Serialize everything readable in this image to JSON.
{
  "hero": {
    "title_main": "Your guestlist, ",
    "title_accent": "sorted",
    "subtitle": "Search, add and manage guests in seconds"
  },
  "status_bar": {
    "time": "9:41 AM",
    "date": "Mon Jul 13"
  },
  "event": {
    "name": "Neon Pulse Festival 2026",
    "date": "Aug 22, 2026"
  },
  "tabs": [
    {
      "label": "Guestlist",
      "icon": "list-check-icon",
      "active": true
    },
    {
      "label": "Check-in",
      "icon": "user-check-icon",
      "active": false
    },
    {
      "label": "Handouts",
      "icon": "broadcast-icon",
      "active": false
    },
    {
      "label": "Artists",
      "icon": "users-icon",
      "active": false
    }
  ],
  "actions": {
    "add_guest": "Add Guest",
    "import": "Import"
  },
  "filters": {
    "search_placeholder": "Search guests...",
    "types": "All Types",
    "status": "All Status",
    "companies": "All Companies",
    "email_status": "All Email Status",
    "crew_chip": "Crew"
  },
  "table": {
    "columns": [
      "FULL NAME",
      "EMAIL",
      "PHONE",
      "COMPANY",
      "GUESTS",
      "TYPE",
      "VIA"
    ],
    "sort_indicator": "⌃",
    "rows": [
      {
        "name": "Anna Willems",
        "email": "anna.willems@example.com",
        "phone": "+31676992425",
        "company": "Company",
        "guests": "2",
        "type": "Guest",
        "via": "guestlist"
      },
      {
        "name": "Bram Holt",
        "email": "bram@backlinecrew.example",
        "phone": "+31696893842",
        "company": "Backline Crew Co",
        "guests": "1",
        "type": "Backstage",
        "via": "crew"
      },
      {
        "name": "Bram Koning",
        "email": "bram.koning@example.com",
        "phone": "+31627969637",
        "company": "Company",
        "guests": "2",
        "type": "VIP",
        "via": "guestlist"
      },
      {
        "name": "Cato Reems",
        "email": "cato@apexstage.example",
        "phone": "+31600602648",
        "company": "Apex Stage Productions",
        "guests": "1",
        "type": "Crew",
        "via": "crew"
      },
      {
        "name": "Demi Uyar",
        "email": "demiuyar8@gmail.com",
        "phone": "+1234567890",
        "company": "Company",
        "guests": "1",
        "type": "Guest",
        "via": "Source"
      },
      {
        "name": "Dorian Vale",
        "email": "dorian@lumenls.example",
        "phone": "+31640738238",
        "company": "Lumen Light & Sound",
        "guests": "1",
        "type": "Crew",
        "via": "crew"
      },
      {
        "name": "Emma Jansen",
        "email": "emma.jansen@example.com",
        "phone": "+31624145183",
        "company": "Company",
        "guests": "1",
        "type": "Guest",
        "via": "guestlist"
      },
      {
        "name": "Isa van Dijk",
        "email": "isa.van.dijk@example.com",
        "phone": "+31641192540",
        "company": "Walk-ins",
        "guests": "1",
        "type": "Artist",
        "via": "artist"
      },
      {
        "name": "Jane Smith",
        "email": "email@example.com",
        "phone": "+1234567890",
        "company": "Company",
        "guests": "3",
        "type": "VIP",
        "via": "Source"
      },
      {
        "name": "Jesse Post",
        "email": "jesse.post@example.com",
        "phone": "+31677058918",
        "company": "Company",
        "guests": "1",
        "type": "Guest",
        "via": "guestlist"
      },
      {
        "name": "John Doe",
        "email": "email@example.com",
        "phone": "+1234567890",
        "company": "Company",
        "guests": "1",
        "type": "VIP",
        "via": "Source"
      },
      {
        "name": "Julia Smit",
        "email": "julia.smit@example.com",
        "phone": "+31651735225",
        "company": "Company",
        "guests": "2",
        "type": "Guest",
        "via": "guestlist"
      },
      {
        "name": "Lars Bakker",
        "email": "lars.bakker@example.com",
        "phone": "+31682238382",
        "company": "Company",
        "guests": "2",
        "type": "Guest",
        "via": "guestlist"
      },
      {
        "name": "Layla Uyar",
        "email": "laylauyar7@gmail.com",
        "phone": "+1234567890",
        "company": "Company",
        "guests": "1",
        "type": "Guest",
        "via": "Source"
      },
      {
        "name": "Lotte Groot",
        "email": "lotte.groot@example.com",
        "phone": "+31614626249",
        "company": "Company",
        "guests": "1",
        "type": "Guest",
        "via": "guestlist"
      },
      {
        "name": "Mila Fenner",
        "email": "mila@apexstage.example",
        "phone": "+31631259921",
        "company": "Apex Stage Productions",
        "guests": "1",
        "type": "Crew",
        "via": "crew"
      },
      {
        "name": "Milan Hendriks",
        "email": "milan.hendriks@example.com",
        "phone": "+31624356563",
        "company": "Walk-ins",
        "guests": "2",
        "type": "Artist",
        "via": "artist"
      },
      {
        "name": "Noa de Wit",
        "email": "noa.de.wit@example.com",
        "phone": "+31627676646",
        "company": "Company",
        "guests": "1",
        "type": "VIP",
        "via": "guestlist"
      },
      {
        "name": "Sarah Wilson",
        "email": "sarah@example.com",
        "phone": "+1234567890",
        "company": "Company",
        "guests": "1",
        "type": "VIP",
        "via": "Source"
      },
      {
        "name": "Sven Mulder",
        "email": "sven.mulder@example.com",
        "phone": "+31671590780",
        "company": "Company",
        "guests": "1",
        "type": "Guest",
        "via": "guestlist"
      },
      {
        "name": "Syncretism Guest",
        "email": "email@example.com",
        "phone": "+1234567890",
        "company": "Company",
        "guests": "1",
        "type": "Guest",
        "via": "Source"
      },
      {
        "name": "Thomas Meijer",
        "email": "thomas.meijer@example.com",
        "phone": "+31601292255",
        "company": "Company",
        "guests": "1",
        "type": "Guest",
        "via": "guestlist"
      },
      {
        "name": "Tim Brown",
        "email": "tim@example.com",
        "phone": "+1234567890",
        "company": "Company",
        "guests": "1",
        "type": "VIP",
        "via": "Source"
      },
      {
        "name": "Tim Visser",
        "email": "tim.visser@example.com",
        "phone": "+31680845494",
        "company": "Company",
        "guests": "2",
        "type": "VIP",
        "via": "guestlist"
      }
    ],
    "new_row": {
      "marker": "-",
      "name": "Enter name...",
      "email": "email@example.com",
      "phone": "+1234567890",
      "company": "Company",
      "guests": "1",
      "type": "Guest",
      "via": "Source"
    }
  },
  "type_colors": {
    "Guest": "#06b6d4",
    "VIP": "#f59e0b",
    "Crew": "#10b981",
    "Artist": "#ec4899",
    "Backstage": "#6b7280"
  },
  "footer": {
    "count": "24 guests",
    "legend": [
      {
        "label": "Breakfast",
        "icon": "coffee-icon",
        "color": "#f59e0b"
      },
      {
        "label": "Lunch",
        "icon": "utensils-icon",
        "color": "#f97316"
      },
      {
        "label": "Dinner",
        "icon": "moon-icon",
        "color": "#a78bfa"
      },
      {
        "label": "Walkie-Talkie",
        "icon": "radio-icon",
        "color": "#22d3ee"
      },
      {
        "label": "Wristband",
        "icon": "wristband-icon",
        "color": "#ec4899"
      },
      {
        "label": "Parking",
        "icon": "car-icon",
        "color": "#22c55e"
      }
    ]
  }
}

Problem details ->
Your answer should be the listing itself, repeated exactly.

Task answer ->
Serialize everything readable in this image to JSON.
{
  "hero": {
    "title_main": "Your guestlist, ",
    "title_accent": "sorted",
    "subtitle": "Search, add and manage guests in seconds"
  },
  "status_bar": {
    "time": "9:41 AM",
    "date": "Mon Jul 13"
  },
  "event": {
    "name": "Neon Pulse Festival 2026",
    "date": "Aug 22, 2026"
  },
  "tabs": [
    {
      "label": "Guestlist",
      "icon": "list-check-icon",
      "active": true
    },
    {
      "label": "Check-in",
      "icon": "user-check-icon",
      "active": false
    },
    {
      "label": "Handouts",
      "icon": "broadcast-icon",
      "active": false
    },
    {
      "label": "Artists",
      "icon": "users-icon",
      "active": false
    }
  ],
  "actions": {
    "add_guest": "Add Guest",
    "import": "Import"
  },
  "filters": {
    "search_placeholder": "Search guests...",
    "types": "All Types",
    "status": "All Status",
    "companies": "All Companies",
    "email_status": "All Email Status",
    "crew_chip": "Crew"
  },
  "table": {
    "columns": [
      "FULL NAME",
      "EMAIL",
      "PHONE",
      "COMPANY",
      "GUESTS",
      "TYPE",
      "VIA"
    ],
    "sort_indicator": "⌃",
    "rows": [
      {
        "name": "Anna Willems",
        "email": "anna.willems@example.com",
        "phone": "+31676992425",
        "company": "Company",
        "guests": "2",
        "type": "Guest",
        "via": "guestlist"
      },
      {
        "name": "Bram Holt",
        "email": "bram@backlinecrew.example",
        "phone": "+31696893842",
        "company": "Backline Crew Co",
        "guests": "1",
        "type": "Backstage",
        "via": "crew"
      },
      {
        "name": "Bram Koning",
        "email": "bram.koning@example.com",
        "phone": "+31627969637",
        "company": "Company",
        "guests": "2",
        "type": "VIP",
        "via": "guestlist"
      },
      {
        "name": "Cato Reems",
        "email": "cato@apexstage.example",
        "phone": "+31600602648",
        "company": "Apex Stage Productions",
        "guests": "1",
        "type": "Crew",
        "via": "crew"
      },
      {
        "name": "Demi Uyar",
        "email": "demiuyar8@gmail.com",
        "phone": "+1234567890",
        "company": "Company",
        "guests": "1",
        "type": "Guest",
        "via": "Source"
      },
      {
        "name": "Dorian Vale",
        "email": "dorian@lumenls.example",
        "phone": "+31640738238",
        "company": "Lumen Light & Sound",
        "guests": "1",
        "type": "Crew",
        "via": "crew"
      },
      {
        "name": "Emma Jansen",
        "email": "emma.jansen@example.com",
        "phone": "+31624145183",
        "company": "Company",
        "guests": "1",
        "type": "Guest",
        "via": "guestlist"
      },
      {
        "name": "Isa van Dijk",
        "email": "isa.van.dijk@example.com",
        "phone": "+31641192540",
        "company": "Walk-ins",
        "guests": "1",
        "type": "Artist",
        "via": "artist"
      },
      {
        "name": "Jane Smith",
        "email": "email@example.com",
        "phone": "+1234567890",
        "company": "Company",
        "guests": "3",
        "type": "VIP",
        "via": "Source"
      },
      {
        "name": "Jesse Post",
        "email": "jesse.post@example.com",
        "phone": "+31677058918",
        "company": "Company",
        "guests": "1",
        "type": "Guest",
        "via": "guestlist"
      },
      {
        "name": "John Doe",
        "email": "email@example.com",
        "phone": "+1234567890",
        "company": "Company",
        "guests": "1",
        "type": "VIP",
        "via": "Source"
      },
      {
        "name": "Julia Smit",
        "email": "julia.smit@example.com",
        "phone": "+31651735225",
        "company": "Company",
        "guests": "2",
        "type": "Guest",
        "via": "guestlist"
      },
      {
        "name": "Lars Bakker",
        "email": "lars.bakker@example.com",
        "phone": "+31682238382",
        "company": "Company",
        "guests": "2",
        "type": "Guest",
        "via": "guestlist"
      },
      {
        "name": "Layla Uyar",
        "email": "laylauyar7@gmail.com",
        "phone": "+1234567890",
        "company": "Company",
        "guests": "1",
        "type": "Guest",
        "via": "Source"
      },
      {
        "name": "Lotte Groot",
        "email": "lotte.groot@example.com",
        "phone": "+31614626249",
        "company": "Company",
        "guests": "1",
        "type": "Guest",
        "via": "guestlist"
      },
      {
        "name": "Mila Fenner",
        "email": "mila@apexstage.example",
        "phone": "+31631259921",
        "company": "Apex Stage Productions",
        "guests": "1",
        "type": "Crew",
        "via": "crew"
      },
      {
        "name": "Milan Hendriks",
        "email": "milan.hendriks@example.com",
        "phone": "+31624356563",
        "company": "Walk-ins",
        "guests": "2",
        "type": "Artist",
        "via": "artist"
      },
      {
        "name": "Noa de Wit",
        "email": "noa.de.wit@example.com",
        "phone": "+31627676646",
        "company": "Company",
        "guests": "1",
        "type": "VIP",
        "via": "guestlist"
      },
      {
        "name": "Sarah Wilson",
        "email": "sarah@example.com",
        "phone": "+1234567890",
        "company": "Company",
        "guests": "1",
        "type": "VIP",
        "via": "Source"
      },
      {
        "name": "Sven Mulder",
        "email": "sven.mulder@example.com",
        "phone": "+31671590780",
        "company": "Company",
        "guests": "1",
        "type": "Guest",
        "via": "guestlist"
      },
      {
        "name": "Syncretism Guest",
        "email": "email@example.com",
        "phone": "+1234567890",
        "company": "Company",
        "guests": "1",
        "type": "Guest",
        "via": "Source"
      },
      {
        "name": "Thomas Meijer",
        "email": "thomas.meijer@example.com",
        "phone": "+31601292255",
        "company": "Company",
        "guests": "1",
        "type": "Guest",
        "via": "guestlist"
      },
      {
        "name": "Tim Brown",
        "email": "tim@example.com",
        "phone": "+1234567890",
        "company": "Company",
        "guests": "1",
        "type": "VIP",
        "via": "Source"
      },
      {
        "name": "Tim Visser",
        "email": "tim.visser@example.com",
        "phone": "+31680845494",
        "company": "Company",
        "guests": "2",
        "type": "VIP",
        "via": "guestlist"
      }
    ],
    "new_row": {
      "marker": "-",
      "name": "Enter name...",
      "email": "email@example.com",
      "phone": "+1234567890",
      "company": "Company",
      "guests": "1",
      "type": "Guest",
      "via": "Source"
    }
  },
  "type_colors": {
    "Guest": "#06b6d4",
    "VIP": "#f59e0b",
    "Crew": "#10b981",
    "Artist": "#ec4899",
    "Backstage": "#6b7280"
  },
  "footer": {
    "count": "24 guests",
    "legend": [
      {
        "label": "Breakfast",
        "icon": "coffee-icon",
        "color": "#f59e0b"
      },
      {
        "label": "Lunch",
        "icon": "utensils-icon",
        "color": "#f97316"
      },
      {
        "label": "Dinner",
        "icon": "moon-icon",
        "color": "#a78bfa"
      },
      {
        "label": "Walkie-Talkie",
        "icon": "radio-icon",
        "color": "#22d3ee"
      },
      {
        "label": "Wristband",
        "icon": "wristband-icon",
        "color": "#ec4899"
      },
      {
        "label": "Parking",
        "icon": "car-icon",
        "color": "#22c55e"
      }
    ]
  }
}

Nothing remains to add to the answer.